[Opening SOURCE MATERIAL section]

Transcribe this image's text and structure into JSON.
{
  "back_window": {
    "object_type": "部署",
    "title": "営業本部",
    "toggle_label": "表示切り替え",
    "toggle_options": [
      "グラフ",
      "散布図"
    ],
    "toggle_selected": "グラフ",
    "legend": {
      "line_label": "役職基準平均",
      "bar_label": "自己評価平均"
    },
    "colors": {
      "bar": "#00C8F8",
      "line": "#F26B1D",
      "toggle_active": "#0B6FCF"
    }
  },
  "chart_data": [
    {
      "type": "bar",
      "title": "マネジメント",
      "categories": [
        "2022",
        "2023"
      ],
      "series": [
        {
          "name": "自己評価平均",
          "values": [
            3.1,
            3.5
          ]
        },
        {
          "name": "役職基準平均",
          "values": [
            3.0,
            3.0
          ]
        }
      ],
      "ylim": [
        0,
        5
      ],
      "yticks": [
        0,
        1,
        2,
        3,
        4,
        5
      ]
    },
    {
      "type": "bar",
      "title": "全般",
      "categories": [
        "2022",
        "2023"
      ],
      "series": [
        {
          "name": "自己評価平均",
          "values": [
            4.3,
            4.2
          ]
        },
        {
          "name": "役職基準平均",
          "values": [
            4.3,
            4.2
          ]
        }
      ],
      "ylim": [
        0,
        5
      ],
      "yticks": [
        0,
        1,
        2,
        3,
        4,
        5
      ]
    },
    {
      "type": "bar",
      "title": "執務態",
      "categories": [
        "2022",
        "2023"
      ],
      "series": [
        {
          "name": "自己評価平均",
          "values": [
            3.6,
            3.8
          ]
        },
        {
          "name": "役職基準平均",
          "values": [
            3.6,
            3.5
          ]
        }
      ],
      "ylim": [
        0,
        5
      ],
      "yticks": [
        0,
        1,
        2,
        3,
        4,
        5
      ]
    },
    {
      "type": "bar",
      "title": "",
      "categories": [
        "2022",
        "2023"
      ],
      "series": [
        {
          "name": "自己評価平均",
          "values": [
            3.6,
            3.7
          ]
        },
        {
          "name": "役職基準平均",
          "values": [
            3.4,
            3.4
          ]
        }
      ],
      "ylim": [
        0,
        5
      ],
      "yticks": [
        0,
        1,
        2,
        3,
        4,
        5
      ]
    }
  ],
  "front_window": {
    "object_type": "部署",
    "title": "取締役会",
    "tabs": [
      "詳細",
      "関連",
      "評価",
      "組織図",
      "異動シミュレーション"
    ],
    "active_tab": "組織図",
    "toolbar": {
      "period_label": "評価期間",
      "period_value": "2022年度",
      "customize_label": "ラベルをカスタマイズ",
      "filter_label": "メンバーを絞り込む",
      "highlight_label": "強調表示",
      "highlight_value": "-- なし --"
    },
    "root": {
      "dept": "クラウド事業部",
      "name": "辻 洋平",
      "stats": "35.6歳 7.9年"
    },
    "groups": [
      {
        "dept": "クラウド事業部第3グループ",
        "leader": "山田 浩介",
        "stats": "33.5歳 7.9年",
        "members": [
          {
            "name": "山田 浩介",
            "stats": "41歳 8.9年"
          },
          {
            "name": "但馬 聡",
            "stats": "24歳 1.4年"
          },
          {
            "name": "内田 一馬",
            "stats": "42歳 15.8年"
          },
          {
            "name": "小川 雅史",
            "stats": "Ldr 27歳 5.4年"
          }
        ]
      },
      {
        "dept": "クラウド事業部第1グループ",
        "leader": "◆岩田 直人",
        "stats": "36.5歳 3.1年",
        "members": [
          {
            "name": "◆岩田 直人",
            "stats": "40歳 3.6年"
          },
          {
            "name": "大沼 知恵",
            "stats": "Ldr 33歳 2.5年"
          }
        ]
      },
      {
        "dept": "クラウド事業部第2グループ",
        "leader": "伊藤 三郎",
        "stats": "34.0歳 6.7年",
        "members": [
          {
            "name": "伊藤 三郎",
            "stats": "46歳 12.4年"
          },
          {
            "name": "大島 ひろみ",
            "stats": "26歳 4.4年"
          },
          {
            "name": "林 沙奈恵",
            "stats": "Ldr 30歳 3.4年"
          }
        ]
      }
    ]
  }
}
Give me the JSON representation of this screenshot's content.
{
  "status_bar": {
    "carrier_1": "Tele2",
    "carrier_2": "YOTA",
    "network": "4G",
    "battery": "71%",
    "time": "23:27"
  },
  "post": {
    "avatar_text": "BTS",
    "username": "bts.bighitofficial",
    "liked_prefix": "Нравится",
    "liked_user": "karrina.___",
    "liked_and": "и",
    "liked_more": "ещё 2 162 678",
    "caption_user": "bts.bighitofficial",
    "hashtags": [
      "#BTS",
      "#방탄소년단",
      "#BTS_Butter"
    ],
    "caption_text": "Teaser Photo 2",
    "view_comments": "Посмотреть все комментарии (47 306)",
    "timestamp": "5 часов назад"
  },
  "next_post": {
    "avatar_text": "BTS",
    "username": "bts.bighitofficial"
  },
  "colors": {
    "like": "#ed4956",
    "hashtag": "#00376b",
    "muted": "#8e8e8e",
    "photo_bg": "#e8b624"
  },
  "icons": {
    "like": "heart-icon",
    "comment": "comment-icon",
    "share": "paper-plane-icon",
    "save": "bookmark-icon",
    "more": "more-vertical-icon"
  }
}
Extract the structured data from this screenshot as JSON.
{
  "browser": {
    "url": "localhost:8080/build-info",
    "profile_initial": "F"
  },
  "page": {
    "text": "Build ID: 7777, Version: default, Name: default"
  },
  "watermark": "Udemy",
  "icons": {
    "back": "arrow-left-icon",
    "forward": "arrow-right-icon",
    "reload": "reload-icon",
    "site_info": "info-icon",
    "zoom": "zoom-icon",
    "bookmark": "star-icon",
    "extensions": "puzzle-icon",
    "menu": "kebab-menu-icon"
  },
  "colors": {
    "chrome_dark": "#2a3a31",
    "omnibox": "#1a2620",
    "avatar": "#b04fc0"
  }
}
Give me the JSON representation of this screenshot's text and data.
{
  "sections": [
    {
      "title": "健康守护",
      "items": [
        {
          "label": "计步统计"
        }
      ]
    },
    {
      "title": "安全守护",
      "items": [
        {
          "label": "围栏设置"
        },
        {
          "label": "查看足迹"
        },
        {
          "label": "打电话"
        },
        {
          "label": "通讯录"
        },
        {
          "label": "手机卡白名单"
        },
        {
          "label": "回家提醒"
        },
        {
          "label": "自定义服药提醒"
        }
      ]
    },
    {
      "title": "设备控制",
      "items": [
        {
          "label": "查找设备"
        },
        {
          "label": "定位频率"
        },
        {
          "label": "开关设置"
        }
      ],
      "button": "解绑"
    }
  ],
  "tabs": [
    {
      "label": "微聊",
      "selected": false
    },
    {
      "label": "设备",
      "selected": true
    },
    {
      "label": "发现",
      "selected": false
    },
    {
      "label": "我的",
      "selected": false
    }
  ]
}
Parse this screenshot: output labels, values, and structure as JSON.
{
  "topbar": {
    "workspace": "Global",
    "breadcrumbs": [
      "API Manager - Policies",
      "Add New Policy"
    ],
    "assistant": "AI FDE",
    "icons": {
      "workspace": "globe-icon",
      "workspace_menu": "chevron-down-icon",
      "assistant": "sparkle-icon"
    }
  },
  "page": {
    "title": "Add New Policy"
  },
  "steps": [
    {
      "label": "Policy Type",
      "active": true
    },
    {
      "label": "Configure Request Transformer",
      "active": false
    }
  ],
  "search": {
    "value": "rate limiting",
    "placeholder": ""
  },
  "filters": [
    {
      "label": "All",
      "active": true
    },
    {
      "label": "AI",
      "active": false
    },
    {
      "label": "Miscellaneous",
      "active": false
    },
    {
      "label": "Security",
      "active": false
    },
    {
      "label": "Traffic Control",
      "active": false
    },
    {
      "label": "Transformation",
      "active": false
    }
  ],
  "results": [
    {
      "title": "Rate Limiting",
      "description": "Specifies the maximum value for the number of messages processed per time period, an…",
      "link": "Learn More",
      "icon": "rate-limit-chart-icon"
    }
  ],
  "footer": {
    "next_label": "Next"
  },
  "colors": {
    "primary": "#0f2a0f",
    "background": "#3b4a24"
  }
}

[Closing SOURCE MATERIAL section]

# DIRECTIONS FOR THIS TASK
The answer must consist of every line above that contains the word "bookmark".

# EXERCISE SOLUTION
    "save": "bookmark-icon",
    "bookmark": "star-icon",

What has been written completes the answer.